Name: Donna Belle R. Apoyon
Degree Program and Year Level: BA (History) II
Course: CD 101 (Philippine Society and Community Development)
Reflection Paper #1
The Gift of a Colonial Education
Write a one-page reflection paper responding to the question “Having adopted most of
the features of a colonial educational system, should one consider it a gift or not? Why?”
As Nelson Mandela once said, “Education is the most powerful weapon which you can
use to change the world.” It is the key to eliminating gender inequality, to reducing poverty, to
creating a sustainable planet, to preventing needless deaths and illness, and to fostering peace.

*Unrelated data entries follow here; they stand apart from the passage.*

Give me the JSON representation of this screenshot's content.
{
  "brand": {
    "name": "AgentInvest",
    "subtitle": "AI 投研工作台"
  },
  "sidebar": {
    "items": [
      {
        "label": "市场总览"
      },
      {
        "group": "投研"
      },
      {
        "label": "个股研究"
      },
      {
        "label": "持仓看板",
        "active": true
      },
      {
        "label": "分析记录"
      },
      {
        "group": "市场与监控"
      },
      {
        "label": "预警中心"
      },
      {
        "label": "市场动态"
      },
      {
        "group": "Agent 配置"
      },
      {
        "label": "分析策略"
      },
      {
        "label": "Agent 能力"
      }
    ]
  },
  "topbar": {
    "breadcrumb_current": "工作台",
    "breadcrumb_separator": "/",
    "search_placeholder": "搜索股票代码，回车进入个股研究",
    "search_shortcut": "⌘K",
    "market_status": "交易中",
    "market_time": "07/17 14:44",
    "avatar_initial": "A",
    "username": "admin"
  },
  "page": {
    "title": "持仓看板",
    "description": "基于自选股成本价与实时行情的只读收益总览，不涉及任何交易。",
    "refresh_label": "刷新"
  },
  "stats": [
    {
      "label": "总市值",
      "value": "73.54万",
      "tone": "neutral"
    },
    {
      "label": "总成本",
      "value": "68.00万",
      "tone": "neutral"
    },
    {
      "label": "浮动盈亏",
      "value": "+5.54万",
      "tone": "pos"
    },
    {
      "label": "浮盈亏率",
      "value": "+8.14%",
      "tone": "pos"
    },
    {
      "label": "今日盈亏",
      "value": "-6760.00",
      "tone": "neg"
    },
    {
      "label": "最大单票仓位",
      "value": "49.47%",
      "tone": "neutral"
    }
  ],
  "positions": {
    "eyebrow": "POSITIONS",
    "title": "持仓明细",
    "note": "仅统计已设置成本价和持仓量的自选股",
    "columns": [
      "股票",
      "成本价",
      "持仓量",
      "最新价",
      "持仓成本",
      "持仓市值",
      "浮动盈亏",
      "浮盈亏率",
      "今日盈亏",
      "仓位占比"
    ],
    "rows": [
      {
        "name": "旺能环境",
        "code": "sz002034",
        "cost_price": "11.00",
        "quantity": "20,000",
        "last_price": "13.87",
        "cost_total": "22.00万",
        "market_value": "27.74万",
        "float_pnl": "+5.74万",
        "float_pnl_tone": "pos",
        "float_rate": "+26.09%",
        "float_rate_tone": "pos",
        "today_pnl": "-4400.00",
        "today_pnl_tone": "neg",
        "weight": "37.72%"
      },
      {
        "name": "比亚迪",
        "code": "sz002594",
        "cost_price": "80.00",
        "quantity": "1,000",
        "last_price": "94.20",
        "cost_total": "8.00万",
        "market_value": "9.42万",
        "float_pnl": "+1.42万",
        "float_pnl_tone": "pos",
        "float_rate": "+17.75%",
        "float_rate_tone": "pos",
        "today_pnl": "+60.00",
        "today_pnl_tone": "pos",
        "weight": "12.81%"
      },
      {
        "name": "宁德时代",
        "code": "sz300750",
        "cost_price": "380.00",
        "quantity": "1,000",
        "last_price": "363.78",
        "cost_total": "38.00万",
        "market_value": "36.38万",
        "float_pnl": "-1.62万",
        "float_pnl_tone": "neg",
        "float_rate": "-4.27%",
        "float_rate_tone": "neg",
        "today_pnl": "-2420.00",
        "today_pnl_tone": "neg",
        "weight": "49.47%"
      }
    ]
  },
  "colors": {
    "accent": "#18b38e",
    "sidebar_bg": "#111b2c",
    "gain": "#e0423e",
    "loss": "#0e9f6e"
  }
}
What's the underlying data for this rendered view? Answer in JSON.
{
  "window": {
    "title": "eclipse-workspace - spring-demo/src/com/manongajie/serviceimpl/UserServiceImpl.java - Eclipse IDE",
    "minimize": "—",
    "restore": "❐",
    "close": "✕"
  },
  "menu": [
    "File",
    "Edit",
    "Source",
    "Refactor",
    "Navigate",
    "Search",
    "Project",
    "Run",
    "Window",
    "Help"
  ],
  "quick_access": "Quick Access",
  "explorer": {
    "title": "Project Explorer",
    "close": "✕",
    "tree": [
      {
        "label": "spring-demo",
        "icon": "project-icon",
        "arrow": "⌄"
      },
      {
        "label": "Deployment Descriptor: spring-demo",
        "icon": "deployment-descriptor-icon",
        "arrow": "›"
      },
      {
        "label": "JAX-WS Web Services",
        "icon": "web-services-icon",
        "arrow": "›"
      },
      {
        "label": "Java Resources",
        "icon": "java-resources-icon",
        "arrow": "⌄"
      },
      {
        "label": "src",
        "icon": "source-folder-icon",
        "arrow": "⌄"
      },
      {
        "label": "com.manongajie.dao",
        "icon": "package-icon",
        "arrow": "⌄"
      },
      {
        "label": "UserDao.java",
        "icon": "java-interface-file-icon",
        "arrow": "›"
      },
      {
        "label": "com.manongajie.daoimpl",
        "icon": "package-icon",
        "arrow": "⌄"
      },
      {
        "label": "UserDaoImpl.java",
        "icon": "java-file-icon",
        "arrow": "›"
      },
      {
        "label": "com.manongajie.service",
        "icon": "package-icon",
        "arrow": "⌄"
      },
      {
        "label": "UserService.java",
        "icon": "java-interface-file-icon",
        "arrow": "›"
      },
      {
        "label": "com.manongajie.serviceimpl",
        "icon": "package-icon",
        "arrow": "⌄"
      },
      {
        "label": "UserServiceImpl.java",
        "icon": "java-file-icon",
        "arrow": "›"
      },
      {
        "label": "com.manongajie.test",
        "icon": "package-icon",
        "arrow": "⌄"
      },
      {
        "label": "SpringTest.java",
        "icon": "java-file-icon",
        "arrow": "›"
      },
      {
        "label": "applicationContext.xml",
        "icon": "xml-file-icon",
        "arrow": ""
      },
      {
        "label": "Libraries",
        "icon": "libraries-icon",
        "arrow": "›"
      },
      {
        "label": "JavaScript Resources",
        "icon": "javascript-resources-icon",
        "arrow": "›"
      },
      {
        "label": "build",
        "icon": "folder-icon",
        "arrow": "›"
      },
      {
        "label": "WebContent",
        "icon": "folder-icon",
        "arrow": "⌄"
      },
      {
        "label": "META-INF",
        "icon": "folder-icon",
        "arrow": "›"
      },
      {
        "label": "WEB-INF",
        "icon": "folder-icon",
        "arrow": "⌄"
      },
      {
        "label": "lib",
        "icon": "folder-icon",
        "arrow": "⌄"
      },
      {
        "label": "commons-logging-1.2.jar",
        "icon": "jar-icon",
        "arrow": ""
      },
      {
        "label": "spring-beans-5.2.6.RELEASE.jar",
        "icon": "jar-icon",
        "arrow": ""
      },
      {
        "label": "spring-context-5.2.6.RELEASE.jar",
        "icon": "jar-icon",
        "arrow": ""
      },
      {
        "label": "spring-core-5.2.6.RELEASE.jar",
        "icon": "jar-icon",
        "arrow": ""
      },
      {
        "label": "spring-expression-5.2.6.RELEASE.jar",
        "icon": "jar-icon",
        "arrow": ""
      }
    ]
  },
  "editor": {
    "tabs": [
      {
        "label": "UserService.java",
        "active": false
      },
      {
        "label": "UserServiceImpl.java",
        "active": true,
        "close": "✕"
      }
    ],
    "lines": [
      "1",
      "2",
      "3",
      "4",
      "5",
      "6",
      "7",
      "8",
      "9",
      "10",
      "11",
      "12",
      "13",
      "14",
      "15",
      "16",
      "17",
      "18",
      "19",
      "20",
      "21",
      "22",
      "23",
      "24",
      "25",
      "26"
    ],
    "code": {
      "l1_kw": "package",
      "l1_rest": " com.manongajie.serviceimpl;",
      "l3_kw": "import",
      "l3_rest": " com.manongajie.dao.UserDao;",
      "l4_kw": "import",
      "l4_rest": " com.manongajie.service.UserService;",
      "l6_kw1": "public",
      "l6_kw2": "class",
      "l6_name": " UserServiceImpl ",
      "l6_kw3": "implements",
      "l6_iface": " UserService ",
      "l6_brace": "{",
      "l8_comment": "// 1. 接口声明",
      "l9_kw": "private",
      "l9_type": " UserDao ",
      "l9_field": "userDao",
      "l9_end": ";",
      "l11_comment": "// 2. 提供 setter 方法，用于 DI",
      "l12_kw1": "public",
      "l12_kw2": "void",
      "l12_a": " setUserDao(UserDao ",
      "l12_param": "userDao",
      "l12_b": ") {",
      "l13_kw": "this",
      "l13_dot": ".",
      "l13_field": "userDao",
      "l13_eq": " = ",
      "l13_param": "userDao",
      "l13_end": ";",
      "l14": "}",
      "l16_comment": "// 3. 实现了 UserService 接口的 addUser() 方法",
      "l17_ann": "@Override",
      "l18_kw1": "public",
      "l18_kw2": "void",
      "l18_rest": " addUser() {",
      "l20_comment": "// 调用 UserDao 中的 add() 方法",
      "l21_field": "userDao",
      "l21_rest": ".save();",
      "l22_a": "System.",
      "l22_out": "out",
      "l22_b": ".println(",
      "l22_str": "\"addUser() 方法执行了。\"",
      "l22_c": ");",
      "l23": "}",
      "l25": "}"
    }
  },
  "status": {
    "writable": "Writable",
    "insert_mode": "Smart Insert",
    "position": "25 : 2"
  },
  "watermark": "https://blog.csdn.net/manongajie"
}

Those are the positive things that education can help solve the modern world problems but the
real question is that what if this tool was inculcated to the people through colonialism. What
would one must do? Just go with the flow and let the Americans change what you have
perceived before as right and just or resist it and be critical of it? I for one can say that having
adopted most of the features of a colonial education system is a curse. It is not a gift for it
changed everything for the Filipinos back then and up until today.
As Filipinos, we should be fully aware of the miseducation of the Philippines that has
affected our upbringing and even the way we are raisingthe the next generation. After 333 years
of Spanish rule that changed our religion to Roman Catholic, American imperialism took hold.
After this came what Filipino historian Renato Constantino described as the great
“miseducation” of the Filipino people. The U.S. introduced a public school system in the
country and recruited multitude of American teachers who are later called the Thomasites to
teach Filipino children about US culture, history, and politics. Priveleged gifted Filipinos were
sent to college in the US. After their stay, those pensionados are obliged to go back and serve
as civil servants, teachers, and engineers.
Since childhood, we were educated to commend the US and conditioned to equate US
with civilization, opportunity, and righteousness. Meanwhile, Filipino culture was given of
little value. The US did this for colonial exploitation to the point it was exporting its
agricultural products and natural resources that it could no longer feed its own inhabitants.
Given this dire situation the role of the Filipinos in the decolonization process is minimal. Most
of the things that are depicted in our media still reflect a colonized mentality. Hence,
educational reform in the Philippines should happen. It is important to support this reform for
we need to undo our miseducation. For instance, our history that was written by Americans is
not the history that Filipinos should be taught. Filipino should be the main language taught in
schools. This can be conntected to Barrameda’s statement that the sole emphasis on English
has devalued the Philippine languages to the realm of popular media and casual
conversation. This attitude implies the Philippine languages are not meant to be developed
and intellectualized — another symptom of colonial mentality. This time we should make
surethat real history shall prevail.